A group gathers for training on use of the JSANDS system at Al Karak Government Hospital, Al Karak City, Jordan.
JSANDS team training nurses and pediatricians on how to use the JSANDS system at Al Karak Government Hospital, Al Karak City, Jordan.

Facilitating access to care via digital platforms

Additional IDRC-funded research projects have focused on strengthening direct patient care and access through digital platforms and systems.

Jordan’s Mafraq governorate, which borders Syria, Iraq and Saudi Arabia, faces particular health concerns given its vulnerable population. With two large camps for Syrian refugees, Al-Mafraq and Al-Za’atari, the governorate has a large population of Syrian refugees. Within this context, IDRC undertook a project to support the development of an electronic harmonized reproductive health registry (hRHR) for both refugee and non-refugee populations in Mafraq. The registry was developed following a participatory approach that strengthens the representation of underserved groups — particularly refugees, women and children — throughout the development and trial period.

A staff member uses the hRHR system’s registration and appointment system at the Al-Ba'ij Comprehensive Healthcare Center near Al Mafraq City.
Using the hRHR system’s registration and appointment system at the Al-Ba'ij Comprehensive Healthcare Center near Al Mafraq City.

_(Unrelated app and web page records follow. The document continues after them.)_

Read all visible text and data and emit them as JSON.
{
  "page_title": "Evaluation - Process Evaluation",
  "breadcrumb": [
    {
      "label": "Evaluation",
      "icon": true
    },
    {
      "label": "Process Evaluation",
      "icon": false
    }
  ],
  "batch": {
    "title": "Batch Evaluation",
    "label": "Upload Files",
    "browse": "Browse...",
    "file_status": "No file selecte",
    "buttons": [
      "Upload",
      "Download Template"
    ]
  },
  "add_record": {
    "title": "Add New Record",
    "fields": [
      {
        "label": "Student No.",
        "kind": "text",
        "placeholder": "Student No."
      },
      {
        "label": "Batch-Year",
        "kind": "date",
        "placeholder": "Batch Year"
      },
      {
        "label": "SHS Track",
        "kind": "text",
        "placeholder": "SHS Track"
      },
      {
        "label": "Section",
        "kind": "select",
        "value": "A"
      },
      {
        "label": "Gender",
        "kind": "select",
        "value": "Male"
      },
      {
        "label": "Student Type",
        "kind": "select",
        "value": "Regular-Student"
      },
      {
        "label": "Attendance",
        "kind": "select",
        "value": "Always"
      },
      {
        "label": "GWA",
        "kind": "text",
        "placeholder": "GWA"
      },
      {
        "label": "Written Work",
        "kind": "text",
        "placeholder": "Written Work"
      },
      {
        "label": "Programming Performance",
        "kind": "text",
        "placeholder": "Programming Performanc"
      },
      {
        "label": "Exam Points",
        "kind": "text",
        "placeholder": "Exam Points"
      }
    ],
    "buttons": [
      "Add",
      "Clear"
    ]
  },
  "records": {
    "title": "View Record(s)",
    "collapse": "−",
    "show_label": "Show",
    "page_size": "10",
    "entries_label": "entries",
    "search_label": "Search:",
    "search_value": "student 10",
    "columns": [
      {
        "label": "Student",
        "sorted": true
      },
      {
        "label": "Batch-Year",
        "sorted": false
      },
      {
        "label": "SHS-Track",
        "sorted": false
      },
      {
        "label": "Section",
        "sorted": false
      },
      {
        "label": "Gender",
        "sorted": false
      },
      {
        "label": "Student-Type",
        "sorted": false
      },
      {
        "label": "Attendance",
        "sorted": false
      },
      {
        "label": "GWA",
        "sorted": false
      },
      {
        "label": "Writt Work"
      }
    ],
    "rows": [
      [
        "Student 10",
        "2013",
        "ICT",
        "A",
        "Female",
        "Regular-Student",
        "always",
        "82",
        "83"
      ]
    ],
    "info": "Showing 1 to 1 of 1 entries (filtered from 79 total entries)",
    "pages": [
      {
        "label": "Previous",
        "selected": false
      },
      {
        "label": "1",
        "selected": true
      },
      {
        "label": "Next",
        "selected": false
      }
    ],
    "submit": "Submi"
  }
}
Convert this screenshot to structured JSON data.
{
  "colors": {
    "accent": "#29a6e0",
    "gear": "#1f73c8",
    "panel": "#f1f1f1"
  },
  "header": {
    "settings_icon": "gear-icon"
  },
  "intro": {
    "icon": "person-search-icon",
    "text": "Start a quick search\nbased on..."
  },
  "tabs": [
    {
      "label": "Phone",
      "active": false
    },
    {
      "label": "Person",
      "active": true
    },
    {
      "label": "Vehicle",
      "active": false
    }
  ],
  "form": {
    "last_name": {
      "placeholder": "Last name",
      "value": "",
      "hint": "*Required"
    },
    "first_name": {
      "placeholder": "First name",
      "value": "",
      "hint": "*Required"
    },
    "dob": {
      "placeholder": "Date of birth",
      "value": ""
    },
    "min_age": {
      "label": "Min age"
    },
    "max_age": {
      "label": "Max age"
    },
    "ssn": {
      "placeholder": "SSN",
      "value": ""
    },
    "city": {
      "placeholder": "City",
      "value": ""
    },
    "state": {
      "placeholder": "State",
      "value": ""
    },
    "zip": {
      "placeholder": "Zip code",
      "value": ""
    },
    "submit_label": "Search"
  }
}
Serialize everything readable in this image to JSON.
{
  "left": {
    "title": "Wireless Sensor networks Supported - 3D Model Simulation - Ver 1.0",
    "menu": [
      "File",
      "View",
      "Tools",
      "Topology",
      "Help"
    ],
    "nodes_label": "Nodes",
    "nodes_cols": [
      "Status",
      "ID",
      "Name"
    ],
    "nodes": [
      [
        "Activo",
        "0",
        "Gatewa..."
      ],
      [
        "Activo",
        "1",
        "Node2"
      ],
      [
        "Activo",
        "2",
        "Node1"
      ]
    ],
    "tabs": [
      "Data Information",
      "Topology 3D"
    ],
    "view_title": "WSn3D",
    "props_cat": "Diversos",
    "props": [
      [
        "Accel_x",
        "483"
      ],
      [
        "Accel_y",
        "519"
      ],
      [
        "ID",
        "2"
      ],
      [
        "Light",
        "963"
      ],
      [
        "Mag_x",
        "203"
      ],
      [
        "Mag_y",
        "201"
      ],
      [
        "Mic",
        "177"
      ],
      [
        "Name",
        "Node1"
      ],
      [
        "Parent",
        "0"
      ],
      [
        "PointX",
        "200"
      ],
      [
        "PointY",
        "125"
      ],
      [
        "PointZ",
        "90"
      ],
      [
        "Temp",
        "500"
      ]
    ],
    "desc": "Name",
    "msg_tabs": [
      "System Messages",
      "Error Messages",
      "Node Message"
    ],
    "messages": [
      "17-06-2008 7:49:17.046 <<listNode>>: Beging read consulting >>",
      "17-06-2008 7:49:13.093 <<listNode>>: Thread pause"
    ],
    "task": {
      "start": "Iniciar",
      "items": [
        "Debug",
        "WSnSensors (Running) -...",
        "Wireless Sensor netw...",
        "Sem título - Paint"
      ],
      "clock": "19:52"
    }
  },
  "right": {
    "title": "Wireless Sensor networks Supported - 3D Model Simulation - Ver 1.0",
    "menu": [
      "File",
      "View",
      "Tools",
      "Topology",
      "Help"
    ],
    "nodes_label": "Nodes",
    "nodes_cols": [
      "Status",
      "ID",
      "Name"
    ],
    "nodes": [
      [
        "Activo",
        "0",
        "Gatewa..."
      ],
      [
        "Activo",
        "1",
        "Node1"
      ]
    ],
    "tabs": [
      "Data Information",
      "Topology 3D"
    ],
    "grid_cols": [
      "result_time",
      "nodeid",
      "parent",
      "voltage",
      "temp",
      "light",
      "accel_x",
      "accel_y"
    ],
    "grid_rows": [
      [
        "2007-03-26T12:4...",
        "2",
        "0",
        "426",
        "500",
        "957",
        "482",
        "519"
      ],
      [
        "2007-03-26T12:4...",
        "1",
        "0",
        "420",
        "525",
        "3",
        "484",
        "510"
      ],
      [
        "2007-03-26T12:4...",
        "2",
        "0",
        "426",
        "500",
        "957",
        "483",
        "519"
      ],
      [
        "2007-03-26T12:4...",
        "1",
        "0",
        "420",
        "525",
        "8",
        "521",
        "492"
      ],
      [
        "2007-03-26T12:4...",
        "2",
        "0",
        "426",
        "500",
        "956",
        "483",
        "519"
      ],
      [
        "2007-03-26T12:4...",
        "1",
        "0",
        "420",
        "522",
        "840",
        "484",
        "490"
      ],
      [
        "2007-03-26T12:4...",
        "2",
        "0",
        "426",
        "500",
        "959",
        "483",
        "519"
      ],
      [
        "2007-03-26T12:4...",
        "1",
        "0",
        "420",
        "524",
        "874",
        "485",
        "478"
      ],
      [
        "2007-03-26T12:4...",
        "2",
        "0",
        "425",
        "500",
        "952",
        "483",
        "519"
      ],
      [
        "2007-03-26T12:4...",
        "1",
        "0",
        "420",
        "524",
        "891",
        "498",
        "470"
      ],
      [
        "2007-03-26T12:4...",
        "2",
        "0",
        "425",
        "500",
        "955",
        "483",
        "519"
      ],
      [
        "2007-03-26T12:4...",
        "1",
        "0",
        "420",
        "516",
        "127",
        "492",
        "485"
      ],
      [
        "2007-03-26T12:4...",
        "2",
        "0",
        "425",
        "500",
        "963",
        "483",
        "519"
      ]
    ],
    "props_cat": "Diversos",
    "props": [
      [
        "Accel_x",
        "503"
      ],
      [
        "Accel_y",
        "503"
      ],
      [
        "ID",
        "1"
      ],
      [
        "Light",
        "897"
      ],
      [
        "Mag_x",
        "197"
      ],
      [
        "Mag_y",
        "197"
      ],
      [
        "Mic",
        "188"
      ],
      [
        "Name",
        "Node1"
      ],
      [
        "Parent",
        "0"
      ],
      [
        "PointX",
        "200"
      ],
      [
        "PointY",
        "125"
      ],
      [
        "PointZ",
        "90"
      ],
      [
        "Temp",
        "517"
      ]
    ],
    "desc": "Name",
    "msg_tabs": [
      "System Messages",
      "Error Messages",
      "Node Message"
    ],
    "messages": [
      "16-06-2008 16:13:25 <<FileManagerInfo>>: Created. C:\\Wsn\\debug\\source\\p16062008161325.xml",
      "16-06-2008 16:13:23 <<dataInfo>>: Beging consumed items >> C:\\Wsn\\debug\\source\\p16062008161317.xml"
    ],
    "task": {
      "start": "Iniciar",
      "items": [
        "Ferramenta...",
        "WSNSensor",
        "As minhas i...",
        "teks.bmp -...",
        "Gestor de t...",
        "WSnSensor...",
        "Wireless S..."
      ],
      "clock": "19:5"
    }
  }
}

As a result of this project, a computerized hRHR has been developed and rolled out across 19 health facilities in Mafraq. The registry digitizes existing mother and child health-care files and is synchronized and interoperable with the Ministry of Health’s information system. The system also includes a non-computerized hRHR to allow for broader reach. The participatory approach allowed the resulting registry to be responsive to the situation and needs of vulnerable and disadvantaged groups. An evaluation of the study has shown that women utilizing the system report improved continuity of care, confidentiality and easy retrieval of their health data.

Lessons learned

Health data can be the strategic asset that helps decision-makers steer resource allocation, spot gaps and realize the impact of an intervention. Several of the Jordanian government’s policy initiatives to strengthen HIS and attain universal access to health care must be supported through ongoing research. The evidence generated and the strengthened research capacities are critical to gain a streamlined research-to-policy continuum. The gaps in policy implementation, for example in reaching those that are the most vulnerable, can thus be filled through evidence generated by research and improving equity in the health-care system.